On page 17 of the December issue of RT Book reviews, Fan Forum, a few paragraphs posed the question of what 2010 might bring to the e-book market. Like many of you, I'm delighted when I see Sony advertising their readers on TV. A few weeks ago, my local Borders had a display only steps inside the door featuring the Sony reader. Apparently Best Buy will have e-readers in stock for the holiday rush. Hopefully many desperate or impulse buyers will have lots of bucks in their pockets.
Even with the increased advertising, availability and variety of readers out there, the same problem exists for all of them. The price. In today's economic climate, how many consumers will justify spending a couple of hundred dollars on a device to read books? Though I and many of my friends believe books to be a necessity, they really don't rank up there with food and shelter. And like computers, digital cameras, cell phones and all those other clever gadgets of advanced technology, you're likely to find a new, improved, super-duper, faster model of your chosen reader on the market before you even figure out how all the capabilities of the one you purchased for the price of a car payment.
Why aren't e-readers getting cheaper? The competition expands each day. Shouldn't the price come down as the manufacturers compete for the consumers dollars?

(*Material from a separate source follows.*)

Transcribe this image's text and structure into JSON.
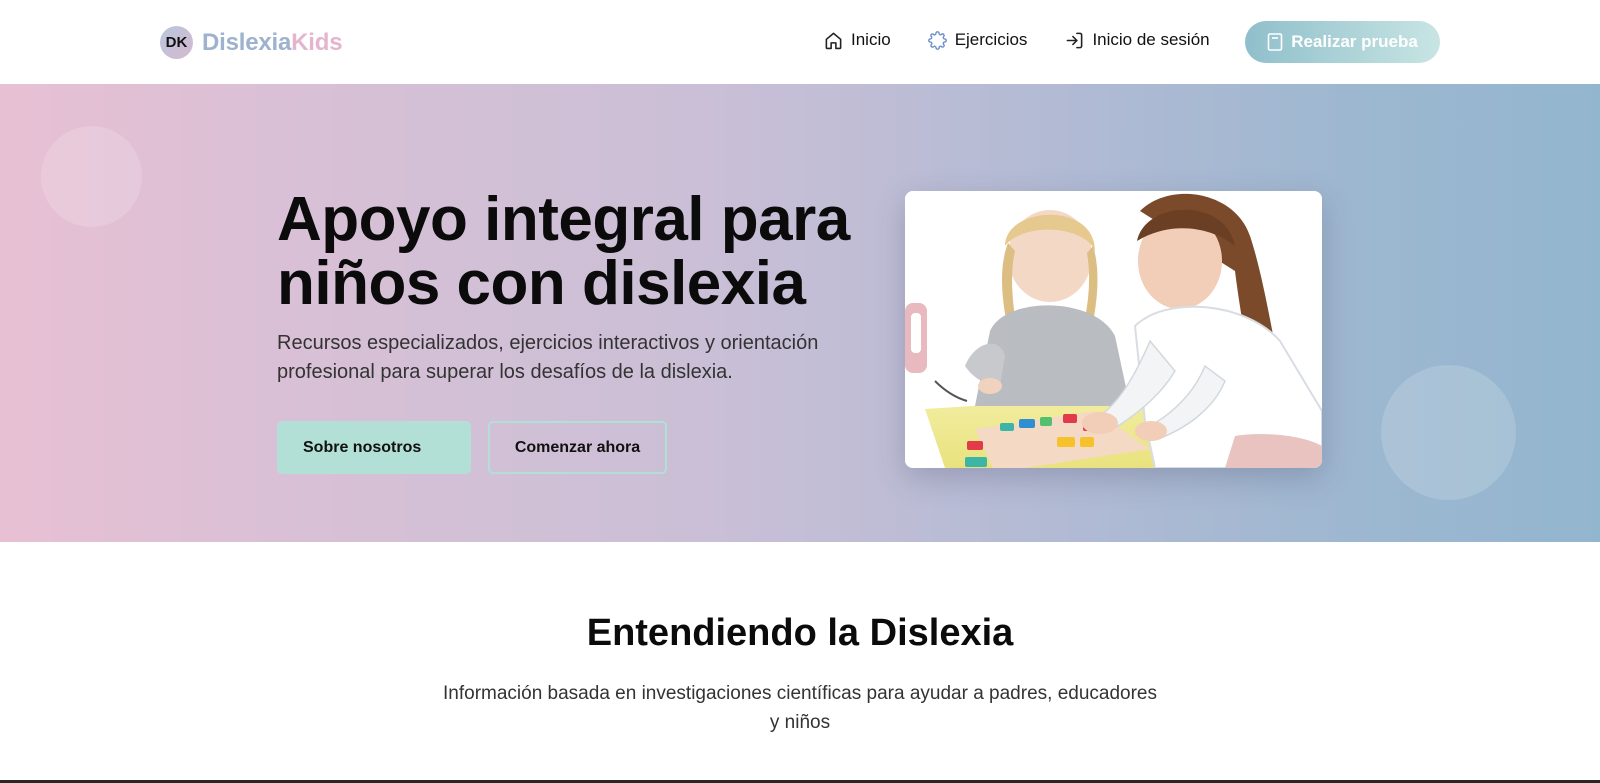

I suspect part of the problem is the lack of great sales. They haven't sold enough to saturate the market so they keep the price high to pay for R&D costs. But by keeping the price high, they may never sell enough. It's a circle puzzle.
I still don't have an e-reader, and I really want one. With two children in college, I'm one of those poor consumers waiting for the prices to come down.
What is your theory on the enduring high price of e-readers?